▶ _ACTION ITEM_: Return the lines below that carry the word "Header".

▶ _EXTRACTED DATA_:
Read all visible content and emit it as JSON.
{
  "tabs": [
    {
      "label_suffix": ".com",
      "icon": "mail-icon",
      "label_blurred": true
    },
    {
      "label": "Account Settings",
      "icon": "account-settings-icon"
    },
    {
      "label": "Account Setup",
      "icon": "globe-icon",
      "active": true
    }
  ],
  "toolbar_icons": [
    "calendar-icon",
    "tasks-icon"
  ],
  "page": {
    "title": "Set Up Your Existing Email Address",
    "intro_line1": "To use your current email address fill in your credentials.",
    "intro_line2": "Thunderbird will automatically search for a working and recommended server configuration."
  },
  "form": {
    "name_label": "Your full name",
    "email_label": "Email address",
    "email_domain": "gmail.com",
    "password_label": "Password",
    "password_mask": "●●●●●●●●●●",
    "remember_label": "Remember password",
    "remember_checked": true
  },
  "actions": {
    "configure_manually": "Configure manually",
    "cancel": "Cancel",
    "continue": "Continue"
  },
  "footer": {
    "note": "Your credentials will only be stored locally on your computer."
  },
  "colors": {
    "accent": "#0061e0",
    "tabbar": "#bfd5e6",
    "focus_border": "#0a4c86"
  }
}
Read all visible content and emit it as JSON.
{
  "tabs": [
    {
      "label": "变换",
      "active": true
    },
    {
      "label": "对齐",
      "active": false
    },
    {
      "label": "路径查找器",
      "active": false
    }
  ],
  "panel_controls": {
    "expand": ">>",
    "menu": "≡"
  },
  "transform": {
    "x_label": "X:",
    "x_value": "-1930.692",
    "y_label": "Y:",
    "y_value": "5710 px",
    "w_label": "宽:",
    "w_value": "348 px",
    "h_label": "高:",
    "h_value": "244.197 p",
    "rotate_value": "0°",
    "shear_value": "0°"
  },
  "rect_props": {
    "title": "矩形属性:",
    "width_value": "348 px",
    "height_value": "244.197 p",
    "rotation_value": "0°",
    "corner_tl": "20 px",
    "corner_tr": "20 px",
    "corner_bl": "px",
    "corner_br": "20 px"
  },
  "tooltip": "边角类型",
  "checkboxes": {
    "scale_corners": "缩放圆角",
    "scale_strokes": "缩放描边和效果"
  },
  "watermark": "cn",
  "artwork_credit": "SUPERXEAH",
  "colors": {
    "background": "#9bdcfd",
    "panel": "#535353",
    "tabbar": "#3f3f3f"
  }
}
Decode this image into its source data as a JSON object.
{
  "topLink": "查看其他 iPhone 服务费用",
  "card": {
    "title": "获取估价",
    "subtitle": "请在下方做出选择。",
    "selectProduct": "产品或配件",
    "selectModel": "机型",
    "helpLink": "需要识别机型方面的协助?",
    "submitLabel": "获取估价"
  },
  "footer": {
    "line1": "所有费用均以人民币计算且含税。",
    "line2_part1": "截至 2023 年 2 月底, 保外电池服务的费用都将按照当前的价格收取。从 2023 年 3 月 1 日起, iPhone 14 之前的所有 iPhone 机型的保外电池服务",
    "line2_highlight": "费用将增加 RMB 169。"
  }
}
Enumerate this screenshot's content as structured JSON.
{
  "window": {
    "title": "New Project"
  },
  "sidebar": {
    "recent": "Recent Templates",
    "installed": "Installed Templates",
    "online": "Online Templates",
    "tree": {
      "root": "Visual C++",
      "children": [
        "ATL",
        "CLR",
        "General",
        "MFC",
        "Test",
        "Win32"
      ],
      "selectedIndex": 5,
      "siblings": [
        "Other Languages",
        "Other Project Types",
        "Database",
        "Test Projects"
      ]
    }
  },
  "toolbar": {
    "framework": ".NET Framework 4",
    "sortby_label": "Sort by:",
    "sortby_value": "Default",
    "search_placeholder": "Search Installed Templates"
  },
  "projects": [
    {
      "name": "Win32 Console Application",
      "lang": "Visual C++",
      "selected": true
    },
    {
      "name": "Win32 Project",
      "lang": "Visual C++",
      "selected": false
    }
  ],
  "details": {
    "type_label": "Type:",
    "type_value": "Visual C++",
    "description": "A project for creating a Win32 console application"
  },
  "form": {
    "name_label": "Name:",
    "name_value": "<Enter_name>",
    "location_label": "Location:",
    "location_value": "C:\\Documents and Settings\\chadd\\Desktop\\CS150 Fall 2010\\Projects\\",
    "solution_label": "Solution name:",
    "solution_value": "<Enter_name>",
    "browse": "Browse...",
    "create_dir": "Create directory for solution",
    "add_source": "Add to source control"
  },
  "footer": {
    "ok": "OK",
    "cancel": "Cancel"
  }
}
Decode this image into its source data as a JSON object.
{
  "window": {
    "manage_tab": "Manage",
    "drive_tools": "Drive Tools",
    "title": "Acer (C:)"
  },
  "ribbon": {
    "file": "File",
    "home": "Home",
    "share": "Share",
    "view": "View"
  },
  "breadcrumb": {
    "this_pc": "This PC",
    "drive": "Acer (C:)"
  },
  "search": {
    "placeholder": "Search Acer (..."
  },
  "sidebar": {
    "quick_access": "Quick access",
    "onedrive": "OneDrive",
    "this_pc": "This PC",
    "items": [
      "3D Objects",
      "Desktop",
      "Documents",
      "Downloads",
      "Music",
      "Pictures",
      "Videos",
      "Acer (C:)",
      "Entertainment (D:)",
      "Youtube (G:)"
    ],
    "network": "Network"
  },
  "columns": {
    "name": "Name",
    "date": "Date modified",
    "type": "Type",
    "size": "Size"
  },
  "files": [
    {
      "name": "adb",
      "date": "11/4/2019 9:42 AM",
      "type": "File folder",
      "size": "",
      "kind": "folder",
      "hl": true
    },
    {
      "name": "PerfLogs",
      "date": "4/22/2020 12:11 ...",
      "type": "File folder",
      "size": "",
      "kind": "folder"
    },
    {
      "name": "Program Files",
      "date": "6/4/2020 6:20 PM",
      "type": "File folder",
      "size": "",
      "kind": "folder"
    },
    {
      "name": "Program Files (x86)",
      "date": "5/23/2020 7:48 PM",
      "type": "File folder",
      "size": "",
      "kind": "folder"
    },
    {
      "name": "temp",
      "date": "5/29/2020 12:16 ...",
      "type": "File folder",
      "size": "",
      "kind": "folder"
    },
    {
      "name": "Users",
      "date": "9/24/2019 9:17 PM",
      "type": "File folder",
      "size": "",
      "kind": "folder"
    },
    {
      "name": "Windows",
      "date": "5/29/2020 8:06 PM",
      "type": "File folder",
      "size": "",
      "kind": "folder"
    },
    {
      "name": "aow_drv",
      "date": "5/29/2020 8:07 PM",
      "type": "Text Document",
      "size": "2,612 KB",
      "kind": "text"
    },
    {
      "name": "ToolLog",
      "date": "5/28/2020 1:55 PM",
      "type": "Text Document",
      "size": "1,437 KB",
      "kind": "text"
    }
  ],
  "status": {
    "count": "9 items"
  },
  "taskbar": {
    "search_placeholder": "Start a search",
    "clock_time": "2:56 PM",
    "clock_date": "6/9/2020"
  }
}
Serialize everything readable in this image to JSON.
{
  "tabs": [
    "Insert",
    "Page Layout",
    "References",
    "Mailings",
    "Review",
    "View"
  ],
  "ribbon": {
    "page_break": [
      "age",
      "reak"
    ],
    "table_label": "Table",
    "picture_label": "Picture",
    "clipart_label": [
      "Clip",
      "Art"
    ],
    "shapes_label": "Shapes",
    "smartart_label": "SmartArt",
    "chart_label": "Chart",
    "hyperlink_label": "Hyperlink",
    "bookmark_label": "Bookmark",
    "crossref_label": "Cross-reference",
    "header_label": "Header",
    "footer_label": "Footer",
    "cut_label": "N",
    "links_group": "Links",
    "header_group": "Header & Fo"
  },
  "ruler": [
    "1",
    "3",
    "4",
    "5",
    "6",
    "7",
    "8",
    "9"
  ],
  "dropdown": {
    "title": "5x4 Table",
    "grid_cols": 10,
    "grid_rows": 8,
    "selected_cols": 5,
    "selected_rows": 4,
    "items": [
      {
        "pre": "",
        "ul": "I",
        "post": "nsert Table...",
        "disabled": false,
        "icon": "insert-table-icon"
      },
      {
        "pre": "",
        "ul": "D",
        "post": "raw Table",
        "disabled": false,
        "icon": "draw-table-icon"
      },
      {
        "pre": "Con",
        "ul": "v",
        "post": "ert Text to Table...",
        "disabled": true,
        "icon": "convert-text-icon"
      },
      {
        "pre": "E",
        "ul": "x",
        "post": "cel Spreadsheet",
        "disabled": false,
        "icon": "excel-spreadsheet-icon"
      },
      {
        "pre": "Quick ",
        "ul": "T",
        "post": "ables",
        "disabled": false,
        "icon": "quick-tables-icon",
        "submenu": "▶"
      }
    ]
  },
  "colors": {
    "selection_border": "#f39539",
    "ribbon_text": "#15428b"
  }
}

▶ _RESPONSE TO THIS TASK_:
    "header_label": "Header",
    "header_group": "Header & Fo"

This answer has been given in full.